◆ App and web page records ◆
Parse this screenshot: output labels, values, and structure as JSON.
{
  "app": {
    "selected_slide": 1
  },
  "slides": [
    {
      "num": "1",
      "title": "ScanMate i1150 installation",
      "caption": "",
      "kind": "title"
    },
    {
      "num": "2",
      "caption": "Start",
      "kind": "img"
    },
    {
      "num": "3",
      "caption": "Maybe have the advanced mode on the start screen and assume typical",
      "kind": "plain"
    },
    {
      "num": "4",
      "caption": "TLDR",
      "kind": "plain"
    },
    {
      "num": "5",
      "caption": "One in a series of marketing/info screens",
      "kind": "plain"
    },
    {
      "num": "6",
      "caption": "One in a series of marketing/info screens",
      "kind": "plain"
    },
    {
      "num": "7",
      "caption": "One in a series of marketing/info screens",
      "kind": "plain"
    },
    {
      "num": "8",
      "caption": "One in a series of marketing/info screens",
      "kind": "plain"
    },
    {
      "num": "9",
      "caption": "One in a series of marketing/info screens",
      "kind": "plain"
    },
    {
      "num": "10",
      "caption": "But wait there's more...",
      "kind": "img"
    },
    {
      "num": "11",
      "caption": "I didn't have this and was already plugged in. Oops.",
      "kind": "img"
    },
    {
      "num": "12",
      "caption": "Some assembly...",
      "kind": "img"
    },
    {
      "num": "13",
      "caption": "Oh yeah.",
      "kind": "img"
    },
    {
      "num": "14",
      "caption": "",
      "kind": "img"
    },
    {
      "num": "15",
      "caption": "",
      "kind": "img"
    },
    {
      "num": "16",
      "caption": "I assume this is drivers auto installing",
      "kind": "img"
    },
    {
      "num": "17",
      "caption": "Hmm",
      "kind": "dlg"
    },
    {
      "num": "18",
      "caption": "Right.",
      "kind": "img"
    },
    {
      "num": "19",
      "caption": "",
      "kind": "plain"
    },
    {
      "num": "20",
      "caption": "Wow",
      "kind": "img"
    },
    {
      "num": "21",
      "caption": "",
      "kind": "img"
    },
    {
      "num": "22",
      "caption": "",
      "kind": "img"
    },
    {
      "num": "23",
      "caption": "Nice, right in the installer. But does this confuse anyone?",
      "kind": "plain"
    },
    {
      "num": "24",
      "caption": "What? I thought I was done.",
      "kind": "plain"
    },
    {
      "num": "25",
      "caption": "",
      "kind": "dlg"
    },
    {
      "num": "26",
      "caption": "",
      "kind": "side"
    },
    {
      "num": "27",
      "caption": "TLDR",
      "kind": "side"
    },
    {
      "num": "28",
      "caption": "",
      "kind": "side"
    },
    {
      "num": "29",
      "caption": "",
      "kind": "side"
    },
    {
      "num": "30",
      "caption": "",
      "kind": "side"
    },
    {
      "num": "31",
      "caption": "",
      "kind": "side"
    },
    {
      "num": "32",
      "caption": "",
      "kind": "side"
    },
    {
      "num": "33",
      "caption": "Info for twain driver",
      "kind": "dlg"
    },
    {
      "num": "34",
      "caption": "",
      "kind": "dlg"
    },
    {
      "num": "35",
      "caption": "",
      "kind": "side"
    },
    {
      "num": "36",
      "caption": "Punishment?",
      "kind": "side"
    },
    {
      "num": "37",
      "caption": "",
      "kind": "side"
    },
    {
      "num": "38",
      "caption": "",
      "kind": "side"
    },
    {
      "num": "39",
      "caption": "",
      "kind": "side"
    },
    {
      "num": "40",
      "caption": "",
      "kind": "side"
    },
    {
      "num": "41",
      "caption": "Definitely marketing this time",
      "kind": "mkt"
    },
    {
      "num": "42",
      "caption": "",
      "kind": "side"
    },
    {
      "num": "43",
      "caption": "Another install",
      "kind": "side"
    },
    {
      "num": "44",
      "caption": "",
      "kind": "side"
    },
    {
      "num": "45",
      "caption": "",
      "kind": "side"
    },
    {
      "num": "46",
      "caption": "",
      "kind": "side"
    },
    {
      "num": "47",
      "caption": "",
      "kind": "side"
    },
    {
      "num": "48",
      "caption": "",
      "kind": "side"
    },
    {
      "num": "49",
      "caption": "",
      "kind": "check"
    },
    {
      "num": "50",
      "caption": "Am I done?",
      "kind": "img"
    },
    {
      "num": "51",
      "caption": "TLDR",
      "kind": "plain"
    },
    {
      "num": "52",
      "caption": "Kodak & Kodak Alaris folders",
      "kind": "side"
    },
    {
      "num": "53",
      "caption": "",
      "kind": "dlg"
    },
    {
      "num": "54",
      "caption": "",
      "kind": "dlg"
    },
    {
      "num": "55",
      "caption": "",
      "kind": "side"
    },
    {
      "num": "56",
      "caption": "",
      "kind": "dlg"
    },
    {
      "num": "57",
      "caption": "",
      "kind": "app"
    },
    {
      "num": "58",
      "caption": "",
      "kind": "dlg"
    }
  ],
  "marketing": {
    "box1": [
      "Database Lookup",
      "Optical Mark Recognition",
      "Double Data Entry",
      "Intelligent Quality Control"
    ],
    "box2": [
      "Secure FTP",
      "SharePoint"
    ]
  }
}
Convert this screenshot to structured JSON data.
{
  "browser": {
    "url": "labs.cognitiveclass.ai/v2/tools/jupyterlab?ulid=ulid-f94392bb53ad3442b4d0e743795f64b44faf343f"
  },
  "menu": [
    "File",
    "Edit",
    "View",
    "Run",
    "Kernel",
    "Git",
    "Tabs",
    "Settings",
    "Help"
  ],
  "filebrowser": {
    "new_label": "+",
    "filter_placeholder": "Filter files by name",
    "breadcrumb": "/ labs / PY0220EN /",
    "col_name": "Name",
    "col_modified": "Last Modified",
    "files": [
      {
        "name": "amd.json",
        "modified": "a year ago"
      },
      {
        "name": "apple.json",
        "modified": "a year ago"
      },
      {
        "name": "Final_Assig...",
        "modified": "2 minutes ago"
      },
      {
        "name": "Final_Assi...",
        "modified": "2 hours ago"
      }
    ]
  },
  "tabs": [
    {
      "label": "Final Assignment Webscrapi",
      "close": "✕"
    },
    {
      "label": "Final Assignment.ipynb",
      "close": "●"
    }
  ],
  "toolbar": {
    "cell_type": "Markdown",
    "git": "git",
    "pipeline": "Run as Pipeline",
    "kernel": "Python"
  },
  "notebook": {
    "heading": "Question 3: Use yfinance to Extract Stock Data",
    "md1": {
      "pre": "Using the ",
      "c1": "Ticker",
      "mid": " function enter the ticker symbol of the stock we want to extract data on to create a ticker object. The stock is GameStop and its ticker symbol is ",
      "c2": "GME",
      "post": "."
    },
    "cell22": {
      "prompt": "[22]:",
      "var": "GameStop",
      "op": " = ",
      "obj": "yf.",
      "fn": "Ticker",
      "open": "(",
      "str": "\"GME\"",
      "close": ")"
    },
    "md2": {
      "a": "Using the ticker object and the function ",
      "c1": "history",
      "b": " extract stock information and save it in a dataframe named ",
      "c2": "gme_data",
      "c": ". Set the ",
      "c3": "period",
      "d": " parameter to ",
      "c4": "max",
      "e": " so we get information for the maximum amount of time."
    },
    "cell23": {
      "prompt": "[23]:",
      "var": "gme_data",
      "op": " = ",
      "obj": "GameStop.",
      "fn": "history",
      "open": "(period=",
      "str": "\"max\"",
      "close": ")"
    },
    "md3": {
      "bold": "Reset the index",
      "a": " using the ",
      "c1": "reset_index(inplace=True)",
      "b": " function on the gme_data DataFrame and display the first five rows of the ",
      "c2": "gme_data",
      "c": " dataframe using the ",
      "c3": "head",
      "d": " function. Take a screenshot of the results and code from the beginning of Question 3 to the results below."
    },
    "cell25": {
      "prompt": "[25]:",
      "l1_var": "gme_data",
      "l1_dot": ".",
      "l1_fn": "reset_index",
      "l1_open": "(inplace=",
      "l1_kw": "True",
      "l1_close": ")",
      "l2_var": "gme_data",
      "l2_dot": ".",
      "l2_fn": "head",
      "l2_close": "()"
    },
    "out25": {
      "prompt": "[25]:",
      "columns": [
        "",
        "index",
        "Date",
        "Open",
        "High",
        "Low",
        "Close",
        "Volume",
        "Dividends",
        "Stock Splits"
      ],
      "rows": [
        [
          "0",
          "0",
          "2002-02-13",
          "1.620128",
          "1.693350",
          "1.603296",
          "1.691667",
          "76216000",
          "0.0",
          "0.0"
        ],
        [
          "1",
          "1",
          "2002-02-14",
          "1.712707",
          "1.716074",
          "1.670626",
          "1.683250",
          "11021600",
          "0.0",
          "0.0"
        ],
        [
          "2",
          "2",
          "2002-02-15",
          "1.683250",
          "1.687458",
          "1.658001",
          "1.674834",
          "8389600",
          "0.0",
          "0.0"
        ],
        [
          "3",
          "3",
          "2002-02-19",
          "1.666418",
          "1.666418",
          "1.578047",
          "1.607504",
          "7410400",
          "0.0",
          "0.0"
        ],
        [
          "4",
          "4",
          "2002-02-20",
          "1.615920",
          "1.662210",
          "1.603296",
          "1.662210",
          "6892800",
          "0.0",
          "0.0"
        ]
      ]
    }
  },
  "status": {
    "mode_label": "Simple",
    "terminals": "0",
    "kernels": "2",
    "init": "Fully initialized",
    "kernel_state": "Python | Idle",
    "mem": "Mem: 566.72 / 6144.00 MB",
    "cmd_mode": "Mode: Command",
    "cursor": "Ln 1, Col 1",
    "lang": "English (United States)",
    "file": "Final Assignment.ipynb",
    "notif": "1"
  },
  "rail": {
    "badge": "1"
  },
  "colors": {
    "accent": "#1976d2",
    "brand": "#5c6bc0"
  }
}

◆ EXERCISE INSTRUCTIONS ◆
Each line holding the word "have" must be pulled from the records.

◆ PROBLEM SOLUTION ◆
      "caption": "Maybe have the advanced mode on the start screen and assume typical",
      "caption": "I didn't have this and was already plugged in. Oops.",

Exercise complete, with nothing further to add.